- Professors Cathrine Fowler and Maralyn Foureur of UTS Nursing, Midwifery and Health explore how pram designs impact babies' development
“Parents often say to me, ‘I wish babies came with a manual!’ Well, they do! They are the manual,” says Professor Cathrine Fowler. “You just need to understand how to read their body language and the signals they send their parents. Children’s brains are sculpted by the experiences they have; it’s not just nature, it really is nurture as well.”
Fowler and her colleague, Professor Maralyn Foureur from UTS’s Faculty of Nursing, Midwifery and Health, have been involved in essential research over the last few decades. Together they’re providing would-be parents and the early-childhood community with a deeper understanding of the lasting effects of periconception, pregnancy and birth experiences, as well as a child’s first-year of development.
“There is now so much more knowledge about the early years, including those in utero, and their importance. These early stages really do influence a child’s wellbeing,” says Fowler.
For this reason, Fowler and Foureur believe now, more than ever, is the right time for this month’s UTSpeaks public lecture on how to raise babies.
The core of Fowler and Foureur’s discussion focuses on the need for parents, especially new parents, to learn from the available research about pregnancy and parenting. “Much of my nursing and research career has been about supporting parents as they learn about their children,” Fowler says.
Research shows that a fetus is sensitive to its mother’s stress from the moment it is conceived. “The critical issue is that too much stress in childbearing women potentially affects every cell of their developing baby.

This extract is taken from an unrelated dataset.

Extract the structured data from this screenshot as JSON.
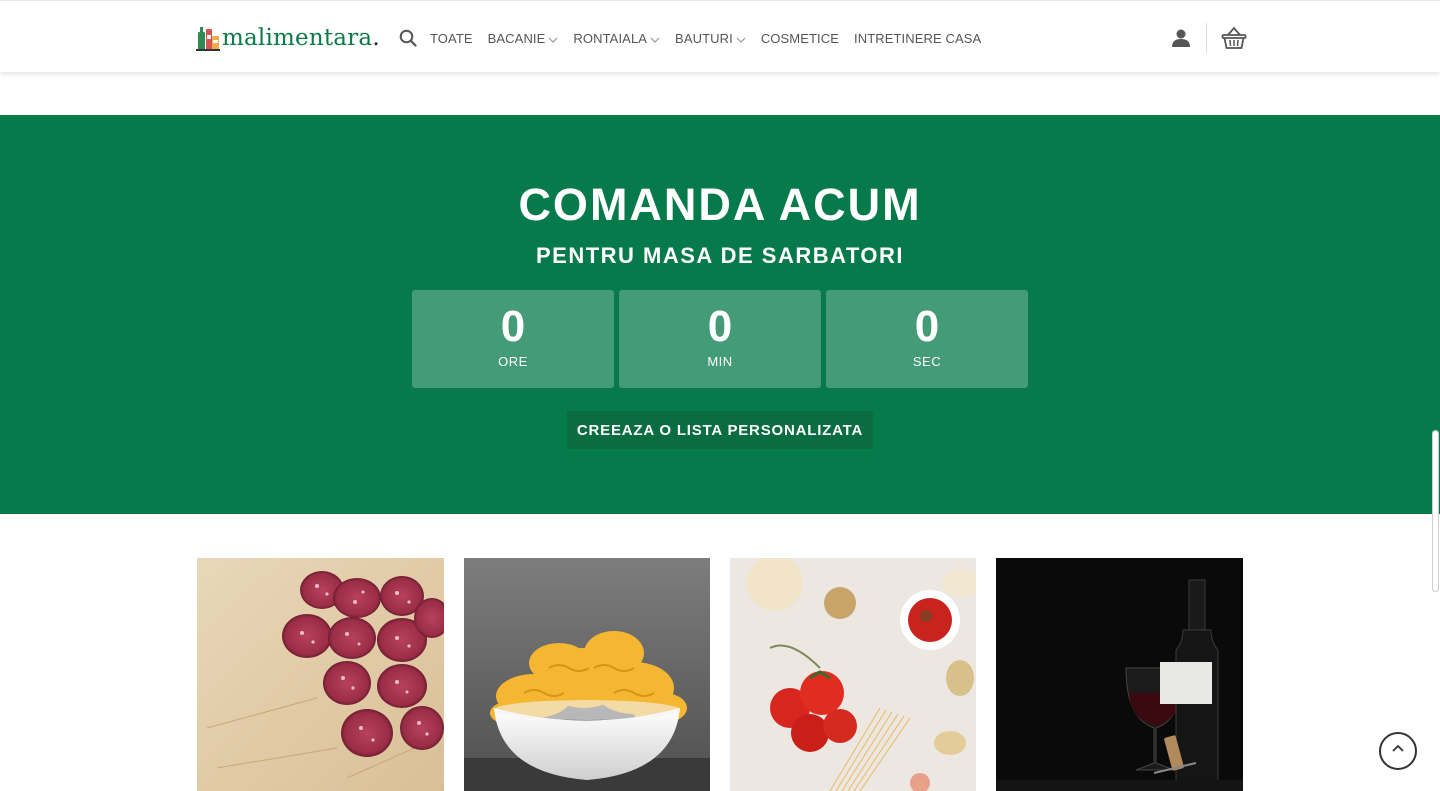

We are now becoming increasingly aware that too much stress can even switch on and off parts of the human genome,” explains Foureur.
“Emotions are translated into chemical messages that flood the mother’s body and brain, and in turn the baby’s. If the mother is stressed, anxious, frightened, depressed – or relaxed and happy – those emotions are also experienced by the baby.”
While this new research seems to prove parenting begins before the baby is even born, Fowler believes a new approach to parenting post-birth is also needed. She explains parents need to become more sensitive to a baby’s perspective and tailor their parenting approach to this.
“We often parent for ourselves and not for our children,” she says. “The experiences we give them are often for us. They don’t need to be rushed around on overseas trips or to the zoo or theme parks. They still haven’t experienced normal life; what they really need is to go down to the local park and inspect the leaves or watch the clouds.”
Fowler continues, “My concern is that in not considering our baby’s perspective we are inadvertently quite cruel to children. In the first year of life, babies learn to regulate their emotions by looking at their parents’ face, but we have adopted behaviours that stop them doing this. For example, outward facing baby carriers and prams. These give babies a bombardment of stimulus while also cutting off their means to process things, creating an incredibly stressful situation for a baby.”
However, Fowler also believes first-time parents spend so much of the first year trying to get everything right, they often make things far more complicated than they need to be.
“We all make errors,” she says. “Mothers need to realise it’s important not to be perfect, because that in itself would be imperfect. This really is an important concept. Often, the most important thing we can teach our children is how to foster relationships and how to repair them. If a child learns these skills, all other achievements will follow.”
UTSpeaks: Raising babies was held on 23 August. Read more about the event.
Or read Fowler's article on The Conversation responding to recent media coverage of the research.